to the horse dream of arms (2010, DV, 5 min)
A brief study in the ways of time travel. the ways ideas and assumptions travel through time, the way humans travel through time and the way sound is created by traveling through time. onward ho!
to the horse dream of arms was originally created for the 2010 screening at Rotterdam International Film Festival entitled THE COST OF LIVING (Break Glass Upon Reflection)–curated by Mark McElhatten for the BREAK EVEN STORE.
Stephanie Barber is a multi media artist who creates meticulously crafted, odd and imaginative writing, films and videos as well as performance pieces which incorporate music, literature and video. She has had numerous screenings of her film and video work including solo shows at MoMA, NY, Anthology Film Archives, San Francisco's Yerba Buena Center, Chicago Filmmakers, Bio Penrepo Prague, Close-Up Video, London and The Madison Museum of Contemporary Art. Her films and videos have also been included in screenings at The New York Film Festival, Film Festival Rotterdam, The Cinematheque Francaise, The London International Film Festival, The Whitney Museum of American Art, Proekt Fabrika and the State Contemporary Art Centre (both in Moscow), The San Francisco Museum of Contemporary Art and The Los Angeles Museum of Contemporary Art among others.
Her performances have been featured at the Baltimore Museum of Art, The Milwaukee Museum of Art, The Haggerty Museum of Art and galleries and artspaces around the world. Her most recent video/performance piece, in the jungle, premiered in May 2009 at The Stone, NYC, and has recently screened at Los Solos in Baltimore in Chicago for the closing night of the Chicago Underground Film Festival and will screen at the San Francisco Cinematheque and DC Center for the Arts in the spring of 2010.
Her book poems was published in 2006 by Bronze Skull Press and her recent book these here separated to see how they standing alone or the soundtrack to six films by stephanie barber was published in May 2008 by Publishing Genius Press. Included in this book is her experimental essay the inversion, transcription, evening track and attractor (the soundtrack for the video of the same name) which was recently for a Pushcart Prize. She currently lives in Baltimore, MD USA. stephaniebarber.com
Parking is now easiest at the Hollywood & Highland complex.
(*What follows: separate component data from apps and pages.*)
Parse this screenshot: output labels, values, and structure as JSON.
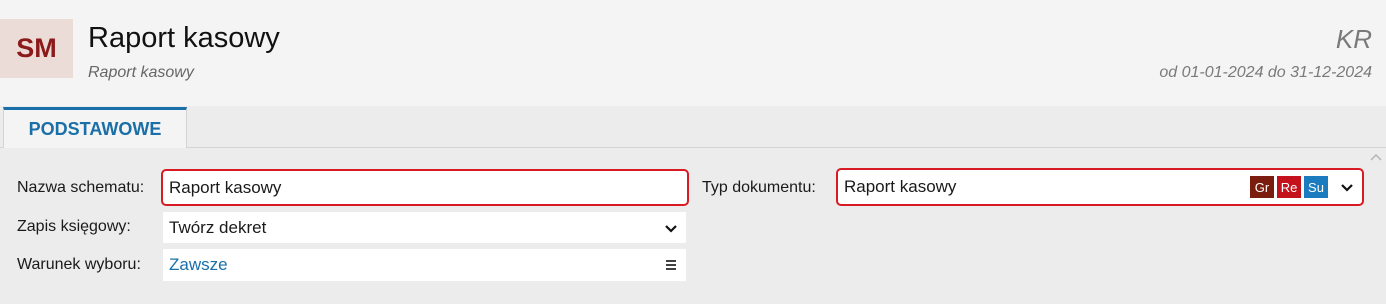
{
  "header": {
    "avatar_text": "SM",
    "title": "Raport kasowy",
    "subtitle": "Raport kasowy",
    "code": "KR",
    "period": "od 01-01-2024 do 31-12-2024"
  },
  "tabs": [
    {
      "label": "PODSTAWOWE",
      "active": true
    }
  ],
  "form": {
    "scheme_name": {
      "label": "Nazwa schematu:",
      "value": "Raport kasowy"
    },
    "accounting_entry": {
      "label": "Zapis księgowy:",
      "value": "Twórz dekret"
    },
    "selection_condition": {
      "label": "Warunek wyboru:",
      "value": "Zawsze"
    },
    "document_type": {
      "label": "Typ dokumentu:",
      "value": "Raport kasowy",
      "badges": [
        {
          "text": "Gr",
          "color": "#7a1c0e"
        },
        {
          "text": "Re",
          "color": "#c4121c"
        },
        {
          "text": "Su",
          "color": "#1a7bbf"
        }
      ]
    }
  },
  "colors": {
    "accent": "#1a6fa8",
    "highlight_border": "#d81b23",
    "avatar_text": "#8b1a1a",
    "avatar_bg": "#ecdcd8"
  }
}
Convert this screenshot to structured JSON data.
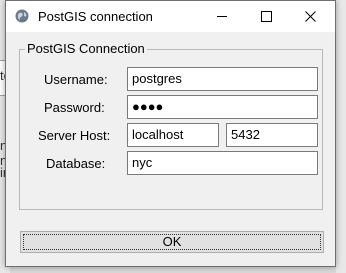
{
  "window": {
    "title": "PostGIS connection",
    "icon": "globe-icon"
  },
  "titlebar_buttons": {
    "minimize_icon": "minimize-icon",
    "maximize_icon": "maximize-icon",
    "close_icon": "close-icon"
  },
  "group": {
    "legend": "PostGIS Connection"
  },
  "form": {
    "username_label": "Username:",
    "username_value": "postgres",
    "password_label": "Password:",
    "password_value": "●●●●",
    "server_host_label": "Server Host:",
    "server_host_value": "localhost",
    "port_value": "5432",
    "database_label": "Database:",
    "database_value": "nyc"
  },
  "buttons": {
    "ok_label": "OK"
  },
  "background": {
    "fragments": [
      "te",
      "n",
      "n",
      "ir"
    ]
  }
}
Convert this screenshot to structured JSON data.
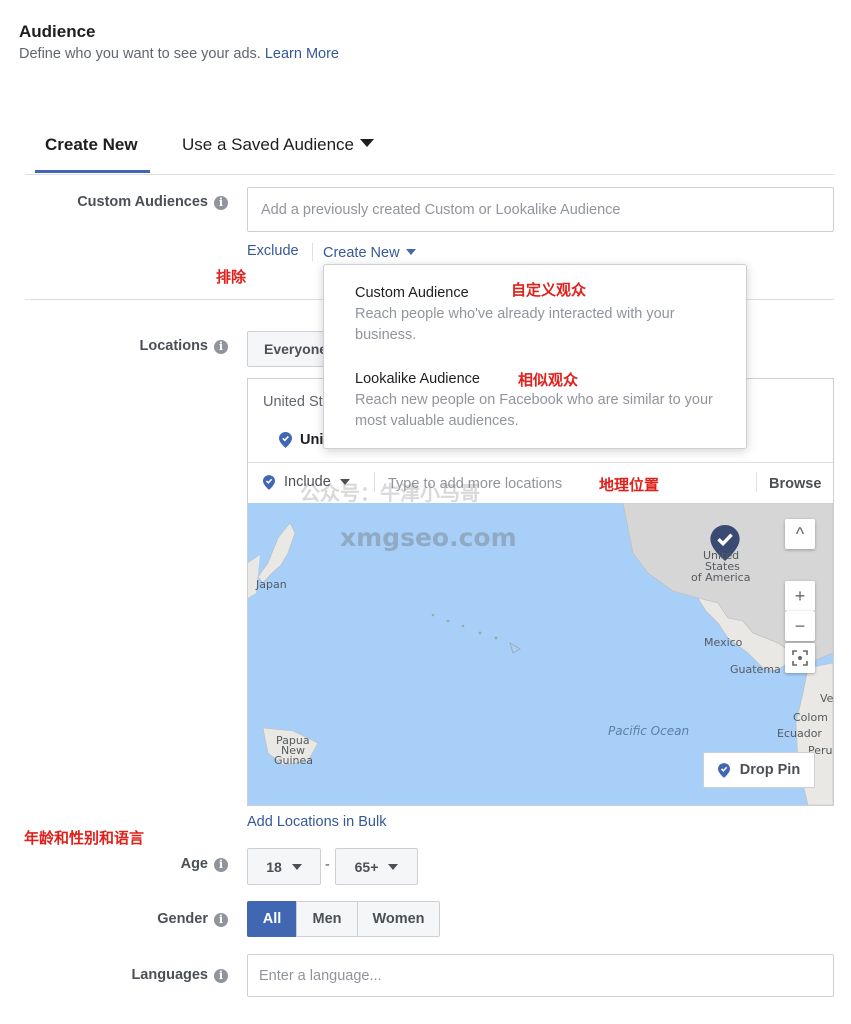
{
  "header": {
    "title": "Audience",
    "subtitle": "Define who you want to see your ads.",
    "learn_more": "Learn More"
  },
  "tabs": {
    "create_new": "Create New",
    "saved": "Use a Saved Audience"
  },
  "custom_audiences": {
    "label": "Custom Audiences",
    "placeholder": "Add a previously created Custom or Lookalike Audience",
    "exclude": "Exclude",
    "create_new": "Create New"
  },
  "dropdown": {
    "items": [
      {
        "title": "Custom Audience",
        "desc": "Reach people who've already interacted with your business."
      },
      {
        "title": "Lookalike Audience",
        "desc": "Reach new people on Facebook who are similar to your most valuable audiences."
      }
    ]
  },
  "annotations": {
    "exclude": "排除",
    "custom": "自定义观众",
    "lookalike": "相似观众",
    "geo": "地理位置",
    "age_gender_lang": "年龄和性别和语言"
  },
  "locations": {
    "label": "Locations",
    "select_value": "Everyone",
    "group_header": "United St",
    "selected_item": "Uni",
    "include": "Include",
    "placeholder": "Type to add more locations",
    "browse": "Browse",
    "add_bulk": "Add Locations in Bulk",
    "drop_pin": "Drop Pin"
  },
  "map": {
    "labels": {
      "japan": "Japan",
      "us1": "United",
      "us2": "States",
      "us3": "of America",
      "mexico": "Mexico",
      "guatemala": "Guatema",
      "colombia": "Colom",
      "venezuela": "Ve",
      "ecuador": "Ecuador",
      "peru": "Peru",
      "pacific": "Pacific Ocean",
      "png1": "Papua",
      "png2": "New",
      "png3": "Guinea"
    },
    "controls": {
      "up": "^",
      "plus": "+",
      "minus": "−"
    }
  },
  "age": {
    "label": "Age",
    "min": "18",
    "max": "65+",
    "separator": "-"
  },
  "gender": {
    "label": "Gender",
    "options": [
      "All",
      "Men",
      "Women"
    ],
    "selected": "All"
  },
  "languages": {
    "label": "Languages",
    "placeholder": "Enter a language..."
  },
  "watermark": {
    "line1": "公众号：牛津小马哥",
    "line2": "xmgseo.com"
  },
  "colors": {
    "accent": "#4267b2",
    "link": "#365899",
    "annotation": "#e0201b",
    "map_water": "#a8cff8"
  }
}
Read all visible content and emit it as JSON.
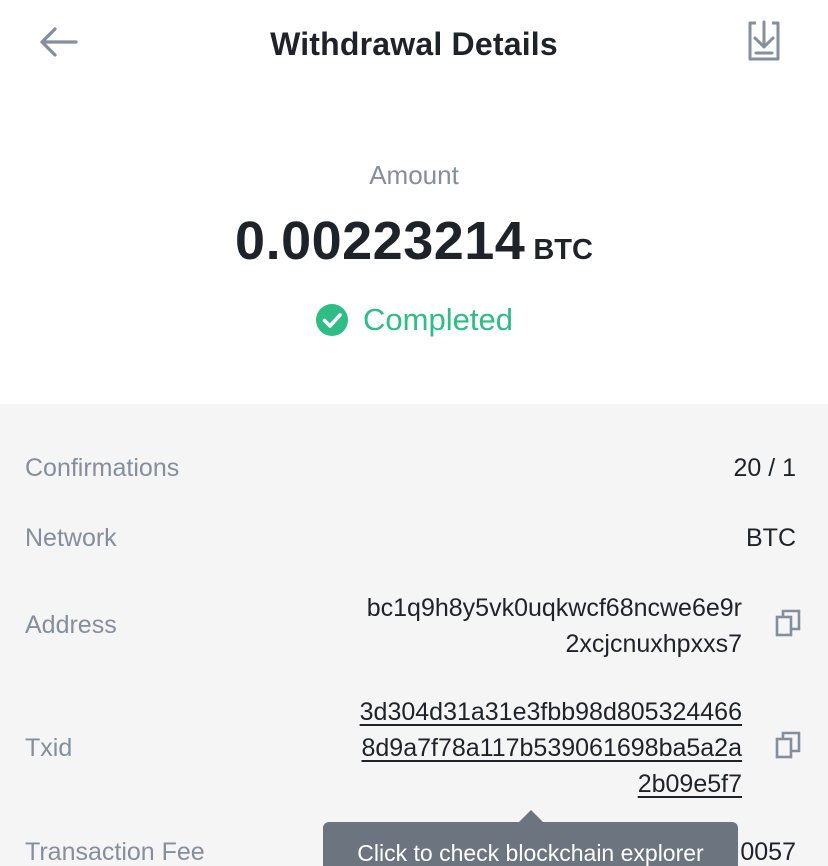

Bring your ticket for validation. Parking is $2 for 4 hours with validation. Enter that complex on Highland or Hollywood. The theater is 1.5 blocks east.